Cowsham wrote: But some saddles have a rounded top all the way back and therefore the only thing you can control is how much sit bone spreading is going on but by the time your far enough back on the saddle to be comfortable the rest of the saddle is rubbing on your inner thighs. The saddle needs to have somewhere flat enough that your sit bones can sit on top thus lifting the delicate bits up enough to prevent excess pressure on them without another rounded bit or padded bit pushing up towards them. ie it may seem counter intuitive but heavily padded saddle can make things worse.
What you are describing sounds to me like the sort of very wide - and indeed usually heavily padded - saddle typically supplied with utility bikes and the like.
If it's the same specification as currently listed by Halfords, the OP's Carrera Vanquish has a fairly typical narrow road bike saddle which is relatively flat at the back:
Sliding forwards or backwards on that saddle probably does not have the same effect of gradually increasing or reducing the pressure on the perineum/genitalia that doing so does on a traditional saddle with a rounded top like the San Marco Rolls or the Brooks Team Pro for example.
I think there were, and may still be, a good few professional riders who stuck with more traditionally shaped saddles like the Rolls, Bradley Wiggins being one I think, even though the Rolls' design is over 30 years old.
Moreover, the fact that many Brooks leather saddle users find that the rivets at the back of the saddle damage their shorts or even cause discomfort, indicates that they are seated at the rear of the saddle at least some of the time.

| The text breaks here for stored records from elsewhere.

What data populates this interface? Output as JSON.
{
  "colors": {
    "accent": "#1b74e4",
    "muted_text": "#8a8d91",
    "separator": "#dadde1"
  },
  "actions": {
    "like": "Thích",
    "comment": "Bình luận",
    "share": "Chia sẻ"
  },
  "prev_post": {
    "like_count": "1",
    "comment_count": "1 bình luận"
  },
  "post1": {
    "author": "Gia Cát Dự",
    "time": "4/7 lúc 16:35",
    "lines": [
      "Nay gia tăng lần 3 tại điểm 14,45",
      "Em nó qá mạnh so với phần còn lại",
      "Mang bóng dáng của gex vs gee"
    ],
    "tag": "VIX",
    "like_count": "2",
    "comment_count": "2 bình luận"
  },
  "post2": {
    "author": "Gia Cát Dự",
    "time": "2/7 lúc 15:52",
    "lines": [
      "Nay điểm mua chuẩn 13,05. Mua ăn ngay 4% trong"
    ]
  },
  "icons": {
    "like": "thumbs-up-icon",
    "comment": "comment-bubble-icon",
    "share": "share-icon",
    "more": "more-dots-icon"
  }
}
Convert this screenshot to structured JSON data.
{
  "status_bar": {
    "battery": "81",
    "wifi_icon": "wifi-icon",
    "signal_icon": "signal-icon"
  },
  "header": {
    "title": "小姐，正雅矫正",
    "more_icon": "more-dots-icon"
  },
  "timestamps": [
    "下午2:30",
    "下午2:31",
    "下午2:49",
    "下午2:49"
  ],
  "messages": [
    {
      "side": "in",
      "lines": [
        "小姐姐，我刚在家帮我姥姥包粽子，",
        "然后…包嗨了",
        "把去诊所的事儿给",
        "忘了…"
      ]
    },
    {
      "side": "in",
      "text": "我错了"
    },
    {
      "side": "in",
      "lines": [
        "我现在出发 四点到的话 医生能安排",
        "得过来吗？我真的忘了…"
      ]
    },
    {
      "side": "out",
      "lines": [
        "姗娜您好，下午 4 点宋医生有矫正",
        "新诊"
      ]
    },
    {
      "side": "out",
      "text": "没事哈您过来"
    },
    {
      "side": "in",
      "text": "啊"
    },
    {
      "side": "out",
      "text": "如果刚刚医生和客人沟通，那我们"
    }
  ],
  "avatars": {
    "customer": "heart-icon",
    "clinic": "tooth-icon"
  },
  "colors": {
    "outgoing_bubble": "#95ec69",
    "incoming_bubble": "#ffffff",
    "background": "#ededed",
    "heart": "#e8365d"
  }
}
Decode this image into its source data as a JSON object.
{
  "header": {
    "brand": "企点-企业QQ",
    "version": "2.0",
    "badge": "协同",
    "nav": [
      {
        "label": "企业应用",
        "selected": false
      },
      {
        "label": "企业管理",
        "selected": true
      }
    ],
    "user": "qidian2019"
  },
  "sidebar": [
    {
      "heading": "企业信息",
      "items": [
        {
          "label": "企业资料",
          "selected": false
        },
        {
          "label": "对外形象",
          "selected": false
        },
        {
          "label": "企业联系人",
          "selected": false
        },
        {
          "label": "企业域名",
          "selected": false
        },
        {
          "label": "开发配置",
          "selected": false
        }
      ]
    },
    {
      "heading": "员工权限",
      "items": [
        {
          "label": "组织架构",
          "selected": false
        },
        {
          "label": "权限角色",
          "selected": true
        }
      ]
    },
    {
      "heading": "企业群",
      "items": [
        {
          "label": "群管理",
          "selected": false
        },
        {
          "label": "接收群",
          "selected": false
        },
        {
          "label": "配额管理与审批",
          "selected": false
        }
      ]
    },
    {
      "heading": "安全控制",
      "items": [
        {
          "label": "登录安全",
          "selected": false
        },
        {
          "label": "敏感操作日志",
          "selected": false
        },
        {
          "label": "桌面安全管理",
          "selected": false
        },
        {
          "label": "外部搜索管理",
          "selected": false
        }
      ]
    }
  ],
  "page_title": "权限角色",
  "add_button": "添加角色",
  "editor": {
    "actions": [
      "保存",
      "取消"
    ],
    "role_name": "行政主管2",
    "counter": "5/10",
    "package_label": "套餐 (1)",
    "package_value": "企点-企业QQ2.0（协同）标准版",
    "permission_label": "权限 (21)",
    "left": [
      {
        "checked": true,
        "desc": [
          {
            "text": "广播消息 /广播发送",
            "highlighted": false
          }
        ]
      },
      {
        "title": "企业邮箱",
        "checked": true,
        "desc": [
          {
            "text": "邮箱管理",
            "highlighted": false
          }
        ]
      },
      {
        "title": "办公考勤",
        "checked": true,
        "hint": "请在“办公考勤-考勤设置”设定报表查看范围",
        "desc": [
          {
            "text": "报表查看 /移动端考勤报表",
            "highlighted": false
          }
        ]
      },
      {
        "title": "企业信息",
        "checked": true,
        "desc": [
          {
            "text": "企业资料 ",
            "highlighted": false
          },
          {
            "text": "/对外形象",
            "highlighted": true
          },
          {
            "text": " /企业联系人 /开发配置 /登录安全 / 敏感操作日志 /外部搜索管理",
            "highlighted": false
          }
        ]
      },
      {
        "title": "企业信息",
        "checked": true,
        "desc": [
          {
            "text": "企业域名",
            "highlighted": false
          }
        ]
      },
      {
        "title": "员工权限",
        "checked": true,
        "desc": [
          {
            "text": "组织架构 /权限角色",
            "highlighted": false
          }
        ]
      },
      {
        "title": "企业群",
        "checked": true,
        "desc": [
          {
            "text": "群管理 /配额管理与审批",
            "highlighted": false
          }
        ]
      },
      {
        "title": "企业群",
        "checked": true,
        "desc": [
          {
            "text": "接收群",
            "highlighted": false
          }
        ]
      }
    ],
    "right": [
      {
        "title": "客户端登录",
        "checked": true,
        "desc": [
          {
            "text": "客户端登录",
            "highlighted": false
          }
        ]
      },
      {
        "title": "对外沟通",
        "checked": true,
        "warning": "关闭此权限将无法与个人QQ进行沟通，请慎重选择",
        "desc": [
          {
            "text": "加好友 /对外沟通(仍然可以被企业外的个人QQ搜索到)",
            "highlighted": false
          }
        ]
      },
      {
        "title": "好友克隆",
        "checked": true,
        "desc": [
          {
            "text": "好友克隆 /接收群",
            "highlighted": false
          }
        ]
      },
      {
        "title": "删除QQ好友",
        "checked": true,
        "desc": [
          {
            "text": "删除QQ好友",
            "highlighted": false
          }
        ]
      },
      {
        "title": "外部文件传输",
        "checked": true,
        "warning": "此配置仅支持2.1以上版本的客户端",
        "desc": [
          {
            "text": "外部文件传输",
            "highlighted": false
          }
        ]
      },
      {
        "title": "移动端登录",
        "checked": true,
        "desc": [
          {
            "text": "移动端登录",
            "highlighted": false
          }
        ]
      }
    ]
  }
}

Those riders apparently have no problem with their thighs rubbing on the saddle, which again tends to show that there is a huge range of differences between all of us, and that assuming that a saddle that is good or bad for one person will likewise be good or bad for another is unlikely to be helpful.
Looking at the Steve Hogg article on the SMP saddles, not only do the saddles look rounded, they also have a dip in the middle (in addition to the large size of the cut outs): that dip must reduce pressure/weight on the perineum/genitalia (in addition to or in combination with the cut out).
He also mentions the San Marco Concor, another ~30 year old design, which is still popular with many riders, and which similarly has a rise at the back/dip in the middle.